“I think every year that we do it, more and more people become aware of it, and I think the economy, the way it’s been going the last few years, that has something to do with it,” Lineweber said.

The dinner is not just for those who are unable to afford a large meal, organizers said. It is also for people, such as the unmarried or elderly couples, who would rather spend the holiday in a big group.

Michael Lineweber said he and his wife do not have much family in the area, which contributed to their idea to organize a dinner for people like them.

“Thanksgiving is an American family tradition, and I would prefer not to have people home alone when they can have the company of others on this holiday,” Lineweber said. “It’s not put on solely for the purpose of feeding people.”

The dinner lasts from 1 p.m. to 3 p.m. Thursday at St. Michael’s, located downtown at 210 Church St. Guests are seated at tables set with china and menus, where they order and are served by volunteers.

The menu includes turkey, stuffing, mashed potatoes, cranberry sauce, green beans, carrots, butternut squash and dinner rolls. Desserts include apple, pumpkin and pecan pie.

Volunteers cook about 14 turkeys every year, which are all donated, Michael Lineweber said.

Organizers also collect at least $600 from local residents and businesses to buy ingredients for the side dishes. Naugatuck Savings Bank and Naugatuck Valley Savings & Loan give money every year, but the rest of the donors wish to remain anonymous, Lineweber said.

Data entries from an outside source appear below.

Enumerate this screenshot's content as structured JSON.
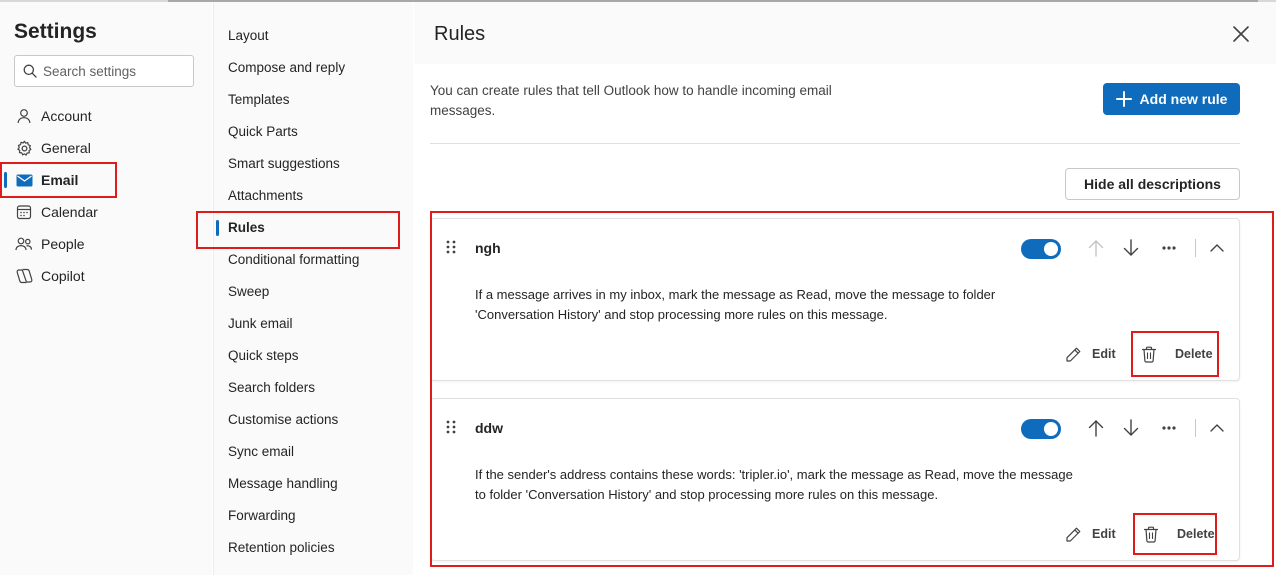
{
  "settings": {
    "title": "Settings",
    "search_placeholder": "Search settings"
  },
  "nav": {
    "items": [
      {
        "label": "Account",
        "icon": "person-icon"
      },
      {
        "label": "General",
        "icon": "gear-icon"
      },
      {
        "label": "Email",
        "icon": "mail-icon",
        "active": true
      },
      {
        "label": "Calendar",
        "icon": "calendar-icon"
      },
      {
        "label": "People",
        "icon": "people-icon"
      },
      {
        "label": "Copilot",
        "icon": "copilot-icon"
      }
    ]
  },
  "email_menu": {
    "items": [
      "Layout",
      "Compose and reply",
      "Templates",
      "Quick Parts",
      "Smart suggestions",
      "Attachments",
      "Rules",
      "Conditional formatting",
      "Sweep",
      "Junk email",
      "Quick steps",
      "Search folders",
      "Customise actions",
      "Sync email",
      "Message handling",
      "Forwarding",
      "Retention policies"
    ],
    "active": "Rules"
  },
  "main": {
    "title": "Rules",
    "intro": "You can create rules that tell Outlook how to handle incoming email messages.",
    "add_rule_label": "Add new rule",
    "hide_descriptions_label": "Hide all descriptions",
    "rules": [
      {
        "name": "ngh",
        "enabled": true,
        "description": "If a message arrives in my inbox, mark the message as Read, move the message to folder 'Conversation History' and stop processing more rules on this message.",
        "edit_label": "Edit",
        "delete_label": "Delete"
      },
      {
        "name": "ddw",
        "enabled": true,
        "description": "If the sender's address contains these words: 'tripler.io', mark the message as Read, move the message to folder 'Conversation History' and stop processing more rules on this message.",
        "edit_label": "Edit",
        "delete_label": "Delete"
      }
    ]
  },
  "colors": {
    "accent": "#0f6cbd",
    "highlight": "#e01b1b",
    "text": "#242424"
  }
}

One woman recently came into the church office and handed over $100 in cash, Lineweber said.

“She wouldn’t give her name, and she said, ‘This is for the Thanksgivng dinner,'” Lineweber said. “We have no idea who she is or why she’s doing it, but we definitely appreciate it.”

An army of 52 volunteers, most of whom did not belong to the church, helped prepare the dinner last year starting the day before and served on Thanksgiving Day.

“I really don’t even ask for volunteers any more, but they show up like crazy,” Lineweber said.